Source records
- Opening Delimiter -

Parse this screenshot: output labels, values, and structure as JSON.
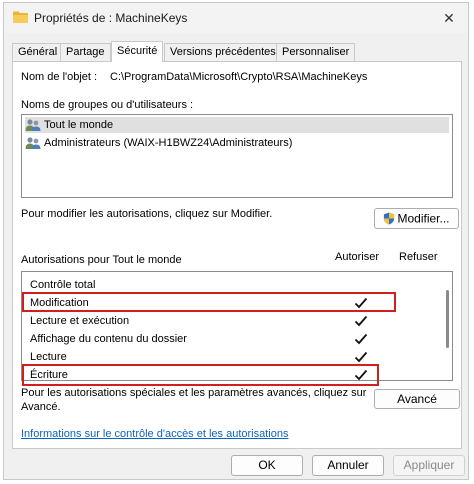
{
  "window": {
    "title": "Propriétés de : MachineKeys",
    "close_glyph": "✕"
  },
  "tabs": [
    {
      "label": "Général"
    },
    {
      "label": "Partage"
    },
    {
      "label": "Sécurité"
    },
    {
      "label": "Versions précédentes"
    },
    {
      "label": "Personnaliser"
    }
  ],
  "active_tab": "Sécurité",
  "object": {
    "label": "Nom de l'objet :",
    "path": "C:\\ProgramData\\Microsoft\\Crypto\\RSA\\MachineKeys"
  },
  "groups": {
    "label": "Noms de groupes ou d'utilisateurs :",
    "items": [
      {
        "name": "Tout le monde",
        "selected": true,
        "icon": "users-icon"
      },
      {
        "name": "Administrateurs (WAIX-H1BWZ24\\Administrateurs)",
        "selected": false,
        "icon": "users-icon"
      }
    ]
  },
  "modify": {
    "hint": "Pour modifier les autorisations, cliquez sur Modifier.",
    "button": "Modifier..."
  },
  "permissions": {
    "label": "Autorisations pour Tout le monde",
    "allow_header": "Autoriser",
    "deny_header": "Refuser",
    "check_glyph": "✓",
    "rows": [
      {
        "name": "Contrôle total",
        "allow": false,
        "highlighted": false
      },
      {
        "name": "Modification",
        "allow": true,
        "highlighted": true
      },
      {
        "name": "Lecture et exécution",
        "allow": true,
        "highlighted": false
      },
      {
        "name": "Affichage du contenu du dossier",
        "allow": true,
        "highlighted": false
      },
      {
        "name": "Lecture",
        "allow": true,
        "highlighted": false
      },
      {
        "name": "Écriture",
        "allow": true,
        "highlighted": true
      }
    ]
  },
  "advanced": {
    "hint_line1": "Pour les autorisations spéciales et les paramètres avancés, cliquez sur",
    "hint_line2": "Avancé.",
    "button": "Avancé"
  },
  "link": "Informations sur le contrôle d'accès et les autorisations",
  "footer": {
    "ok": "OK",
    "cancel": "Annuler",
    "apply": "Appliquer"
  },
  "colors": {
    "highlight": "#d01f1f",
    "link": "#0b63c1",
    "shield_blue": "#2f6fd0",
    "shield_yellow": "#f2c230"
  }
}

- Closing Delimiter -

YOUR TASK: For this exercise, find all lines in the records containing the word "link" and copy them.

YOUR RESPONSE:
  "link": "Informations sur le contrôle d'accès et les autorisations",
    "link": "#0b63c1",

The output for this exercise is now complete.